### WHAT IS REQUIRED
Write out all the data below exactly.

### Element data from apps and pages
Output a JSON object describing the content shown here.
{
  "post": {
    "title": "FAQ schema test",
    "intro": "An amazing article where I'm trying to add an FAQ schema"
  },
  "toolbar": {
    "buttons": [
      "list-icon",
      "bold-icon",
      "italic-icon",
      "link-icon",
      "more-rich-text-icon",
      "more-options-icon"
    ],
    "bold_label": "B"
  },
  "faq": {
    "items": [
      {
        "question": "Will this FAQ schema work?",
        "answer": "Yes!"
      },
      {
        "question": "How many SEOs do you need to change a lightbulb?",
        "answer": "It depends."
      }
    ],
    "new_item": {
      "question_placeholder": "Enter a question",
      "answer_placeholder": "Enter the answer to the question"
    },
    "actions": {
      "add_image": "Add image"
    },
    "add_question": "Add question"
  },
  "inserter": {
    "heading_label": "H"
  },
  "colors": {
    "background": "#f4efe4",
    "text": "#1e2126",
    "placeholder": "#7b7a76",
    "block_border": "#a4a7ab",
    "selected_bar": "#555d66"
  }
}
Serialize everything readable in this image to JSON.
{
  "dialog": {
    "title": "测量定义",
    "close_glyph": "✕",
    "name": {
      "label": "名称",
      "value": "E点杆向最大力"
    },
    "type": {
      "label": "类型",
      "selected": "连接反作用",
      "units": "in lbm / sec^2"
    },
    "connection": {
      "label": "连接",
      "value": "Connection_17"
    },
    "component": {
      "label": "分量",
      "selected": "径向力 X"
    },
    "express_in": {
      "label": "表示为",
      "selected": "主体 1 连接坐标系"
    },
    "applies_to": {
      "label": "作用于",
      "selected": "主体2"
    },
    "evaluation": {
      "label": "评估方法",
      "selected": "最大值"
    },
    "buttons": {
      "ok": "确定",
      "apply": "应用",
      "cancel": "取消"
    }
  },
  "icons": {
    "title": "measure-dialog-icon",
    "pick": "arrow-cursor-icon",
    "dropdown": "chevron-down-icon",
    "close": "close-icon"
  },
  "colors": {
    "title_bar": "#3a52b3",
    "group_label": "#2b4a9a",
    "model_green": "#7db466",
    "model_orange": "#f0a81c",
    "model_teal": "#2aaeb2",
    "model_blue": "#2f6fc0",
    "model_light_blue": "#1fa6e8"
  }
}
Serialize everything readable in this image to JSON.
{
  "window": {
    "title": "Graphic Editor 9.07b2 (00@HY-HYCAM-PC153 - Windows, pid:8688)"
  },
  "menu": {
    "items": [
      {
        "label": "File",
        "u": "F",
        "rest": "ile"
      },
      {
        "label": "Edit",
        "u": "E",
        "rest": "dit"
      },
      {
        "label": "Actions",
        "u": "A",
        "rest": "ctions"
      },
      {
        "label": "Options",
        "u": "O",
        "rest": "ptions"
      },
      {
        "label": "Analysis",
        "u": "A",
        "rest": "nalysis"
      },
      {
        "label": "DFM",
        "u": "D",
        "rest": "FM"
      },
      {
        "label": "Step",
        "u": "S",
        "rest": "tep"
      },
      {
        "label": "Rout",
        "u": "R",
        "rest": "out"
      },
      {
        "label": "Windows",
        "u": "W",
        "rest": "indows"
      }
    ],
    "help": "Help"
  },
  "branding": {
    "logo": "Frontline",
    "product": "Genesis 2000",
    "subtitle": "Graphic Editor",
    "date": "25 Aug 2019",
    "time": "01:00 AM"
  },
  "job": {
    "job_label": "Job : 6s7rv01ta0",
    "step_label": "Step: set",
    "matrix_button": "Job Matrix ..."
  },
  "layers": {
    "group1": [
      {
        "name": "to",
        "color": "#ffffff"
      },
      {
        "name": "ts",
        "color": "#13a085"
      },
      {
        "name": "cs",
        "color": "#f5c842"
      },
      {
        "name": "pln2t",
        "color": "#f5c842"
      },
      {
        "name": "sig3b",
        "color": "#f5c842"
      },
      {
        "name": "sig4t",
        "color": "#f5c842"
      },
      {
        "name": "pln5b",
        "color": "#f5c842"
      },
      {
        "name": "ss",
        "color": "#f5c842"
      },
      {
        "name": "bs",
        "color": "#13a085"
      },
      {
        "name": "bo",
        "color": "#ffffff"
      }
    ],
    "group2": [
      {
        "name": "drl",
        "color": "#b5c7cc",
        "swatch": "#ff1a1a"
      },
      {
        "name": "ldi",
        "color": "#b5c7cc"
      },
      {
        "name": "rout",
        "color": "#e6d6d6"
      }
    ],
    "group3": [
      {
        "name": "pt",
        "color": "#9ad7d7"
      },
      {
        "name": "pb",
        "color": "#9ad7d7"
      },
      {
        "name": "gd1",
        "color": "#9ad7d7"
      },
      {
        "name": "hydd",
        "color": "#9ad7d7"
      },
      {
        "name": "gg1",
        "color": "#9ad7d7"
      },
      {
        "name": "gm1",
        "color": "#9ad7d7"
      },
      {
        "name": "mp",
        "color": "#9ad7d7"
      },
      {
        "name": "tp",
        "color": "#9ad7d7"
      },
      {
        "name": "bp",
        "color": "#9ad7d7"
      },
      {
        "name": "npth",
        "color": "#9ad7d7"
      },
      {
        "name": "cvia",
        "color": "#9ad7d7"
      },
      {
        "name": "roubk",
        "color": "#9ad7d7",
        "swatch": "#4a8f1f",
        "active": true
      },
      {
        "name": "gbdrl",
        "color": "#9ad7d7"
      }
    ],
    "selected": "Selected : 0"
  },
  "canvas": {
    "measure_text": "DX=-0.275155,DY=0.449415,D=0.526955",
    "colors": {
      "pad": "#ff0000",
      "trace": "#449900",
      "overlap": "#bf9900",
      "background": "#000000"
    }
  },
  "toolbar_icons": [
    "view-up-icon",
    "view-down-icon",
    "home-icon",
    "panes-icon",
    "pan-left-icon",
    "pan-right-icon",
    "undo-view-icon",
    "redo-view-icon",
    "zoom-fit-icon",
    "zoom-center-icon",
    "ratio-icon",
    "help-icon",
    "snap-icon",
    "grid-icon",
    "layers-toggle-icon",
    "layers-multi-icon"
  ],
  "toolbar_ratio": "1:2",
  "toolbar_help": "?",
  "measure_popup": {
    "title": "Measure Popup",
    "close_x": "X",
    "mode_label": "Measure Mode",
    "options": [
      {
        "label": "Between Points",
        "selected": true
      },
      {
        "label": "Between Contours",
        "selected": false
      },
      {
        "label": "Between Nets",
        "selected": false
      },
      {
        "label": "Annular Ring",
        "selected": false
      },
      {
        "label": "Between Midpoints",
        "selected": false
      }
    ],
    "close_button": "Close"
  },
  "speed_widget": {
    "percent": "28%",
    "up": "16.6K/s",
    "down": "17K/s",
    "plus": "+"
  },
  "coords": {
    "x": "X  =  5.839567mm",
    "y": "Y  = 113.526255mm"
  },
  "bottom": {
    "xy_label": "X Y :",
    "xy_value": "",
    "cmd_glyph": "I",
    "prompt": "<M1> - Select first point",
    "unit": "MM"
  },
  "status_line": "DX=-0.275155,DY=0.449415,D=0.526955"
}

### RESULT FOR THIS TASK
Output a JSON object describing the content shown here.
{
  "post": {
    "title": "FAQ schema test",
    "intro": "An amazing article where I'm trying to add an FAQ schema"
  },
  "toolbar": {
    "buttons": [
      "list-icon",
      "bold-icon",
      "italic-icon",
      "link-icon",
      "more-rich-text-icon",
      "more-options-icon"
    ],
    "bold_label": "B"
  },
  "faq": {
    "items": [
      {
        "question": "Will this FAQ schema work?",
        "answer": "Yes!"
      },
      {
        "question": "How many SEOs do you need to change a lightbulb?",
        "answer": "It depends."
      }
    ],
    "new_item": {
      "question_placeholder": "Enter a question",
      "answer_placeholder": "Enter the answer to the question"
    },
    "actions": {
      "add_image": "Add image"
    },
    "add_question": "Add question"
  },
  "inserter": {
    "heading_label": "H"
  },
  "colors": {
    "background": "#f4efe4",
    "text": "#1e2126",
    "placeholder": "#7b7a76",
    "block_border": "#a4a7ab",
    "selected_bar": "#555d66"
  }
}
Serialize everything readable in this image to JSON.
{
  "dialog": {
    "title": "测量定义",
    "close_glyph": "✕",
    "name": {
      "label": "名称",
      "value": "E点杆向最大力"
    },
    "type": {
      "label": "类型",
      "selected": "连接反作用",
      "units": "in lbm / sec^2"
    },
    "connection": {
      "label": "连接",
      "value": "Connection_17"
    },
    "component": {
      "label": "分量",
      "selected": "径向力 X"
    },
    "express_in": {
      "label": "表示为",
      "selected": "主体 1 连接坐标系"
    },
    "applies_to": {
      "label": "作用于",
      "selected": "主体2"
    },
    "evaluation": {
      "label": "评估方法",
      "selected": "最大值"
    },
    "buttons": {
      "ok": "确定",
      "apply": "应用",
      "cancel": "取消"
    }
  },
  "icons": {
    "title": "measure-dialog-icon",
    "pick": "arrow-cursor-icon",
    "dropdown": "chevron-down-icon",
    "close": "close-icon"
  },
  "colors": {
    "title_bar": "#3a52b3",
    "group_label": "#2b4a9a",
    "model_green": "#7db466",
    "model_orange": "#f0a81c",
    "model_teal": "#2aaeb2",
    "model_blue": "#2f6fc0",
    "model_light_blue": "#1fa6e8"
  }
}
Serialize everything readable in this image to JSON.
{
  "window": {
    "title": "Graphic Editor 9.07b2 (00@HY-HYCAM-PC153 - Windows, pid:8688)"
  },
  "menu": {
    "items": [
      {
        "label": "File",
        "u": "F",
        "rest": "ile"
      },
      {
        "label": "Edit",
        "u": "E",
        "rest": "dit"
      },
      {
        "label": "Actions",
        "u": "A",
        "rest": "ctions"
      },
      {
        "label": "Options",
        "u": "O",
        "rest": "ptions"
      },
      {
        "label": "Analysis",
        "u": "A",
        "rest": "nalysis"
      },
      {
        "label": "DFM",
        "u": "D",
        "rest": "FM"
      },
      {
        "label": "Step",
        "u": "S",
        "rest": "tep"
      },
      {
        "label": "Rout",
        "u": "R",
        "rest": "out"
      },
      {
        "label": "Windows",
        "u": "W",
        "rest": "indows"
      }
    ],
    "help": "Help"
  },
  "branding": {
    "logo": "Frontline",
    "product": "Genesis 2000",
    "subtitle": "Graphic Editor",
    "date": "25 Aug 2019",
    "time": "01:00 AM"
  },
  "job": {
    "job_label": "Job : 6s7rv01ta0",
    "step_label": "Step: set",
    "matrix_button": "Job Matrix ..."
  },
  "layers": {
    "group1": [
      {
        "name": "to",
        "color": "#ffffff"
      },
      {
        "name": "ts",
        "color": "#13a085"
      },
      {
        "name": "cs",
        "color": "#f5c842"
      },
      {
        "name": "pln2t",
        "color": "#f5c842"
      },
      {
        "name": "sig3b",
        "color": "#f5c842"
      },
      {
        "name": "sig4t",
        "color": "#f5c842"
      },
      {
        "name": "pln5b",
        "color": "#f5c842"
      },
      {
        "name": "ss",
        "color": "#f5c842"
      },
      {
        "name": "bs",
        "color": "#13a085"
      },
      {
        "name": "bo",
        "color": "#ffffff"
      }
    ],
    "group2": [
      {
        "name": "drl",
        "color": "#b5c7cc",
        "swatch": "#ff1a1a"
      },
      {
        "name": "ldi",
        "color": "#b5c7cc"
      },
      {
        "name": "rout",
        "color": "#e6d6d6"
      }
    ],
    "group3": [
      {
        "name": "pt",
        "color": "#9ad7d7"
      },
      {
        "name": "pb",
        "color": "#9ad7d7"
      },
      {
        "name": "gd1",
        "color": "#9ad7d7"
      },
      {
        "name": "hydd",
        "color": "#9ad7d7"
      },
      {
        "name": "gg1",
        "color": "#9ad7d7"
      },
      {
        "name": "gm1",
        "color": "#9ad7d7"
      },
      {
        "name": "mp",
        "color": "#9ad7d7"
      },
      {
        "name": "tp",
        "color": "#9ad7d7"
      },
      {
        "name": "bp",
        "color": "#9ad7d7"
      },
      {
        "name": "npth",
        "color": "#9ad7d7"
      },
      {
        "name": "cvia",
        "color": "#9ad7d7"
      },
      {
        "name": "roubk",
        "color": "#9ad7d7",
        "swatch": "#4a8f1f",
        "active": true
      },
      {
        "name": "gbdrl",
        "color": "#9ad7d7"
      }
    ],
    "selected": "Selected : 0"
  },
  "canvas": {
    "measure_text": "DX=-0.275155,DY=0.449415,D=0.526955",
    "colors": {
      "pad": "#ff0000",
      "trace": "#449900",
      "overlap": "#bf9900",
      "background": "#000000"
    }
  },
  "toolbar_icons": [
    "view-up-icon",
    "view-down-icon",
    "home-icon",
    "panes-icon",
    "pan-left-icon",
    "pan-right-icon",
    "undo-view-icon",
    "redo-view-icon",
    "zoom-fit-icon",
    "zoom-center-icon",
    "ratio-icon",
    "help-icon",
    "snap-icon",
    "grid-icon",
    "layers-toggle-icon",
    "layers-multi-icon"
  ],
  "toolbar_ratio": "1:2",
  "toolbar_help": "?",
  "measure_popup": {
    "title": "Measure Popup",
    "close_x": "X",
    "mode_label": "Measure Mode",
    "options": [
      {
        "label": "Between Points",
        "selected": true
      },
      {
        "label": "Between Contours",
        "selected": false
      },
      {
        "label": "Between Nets",
        "selected": false
      },
      {
        "label": "Annular Ring",
        "selected": false
      },
      {
        "label": "Between Midpoints",
        "selected": false
      }
    ],
    "close_button": "Close"
  },
  "speed_widget": {
    "percent": "28%",
    "up": "16.6K/s",
    "down": "17K/s",
    "plus": "+"
  },
  "coords": {
    "x": "X  =  5.839567mm",
    "y": "Y  = 113.526255mm"
  },
  "bottom": {
    "xy_label": "X Y :",
    "xy_value": "",
    "cmd_glyph": "I",
    "prompt": "<M1> - Select first point",
    "unit": "MM"
  },
  "status_line": "DX=-0.275155,DY=0.449415,D=0.526955"
}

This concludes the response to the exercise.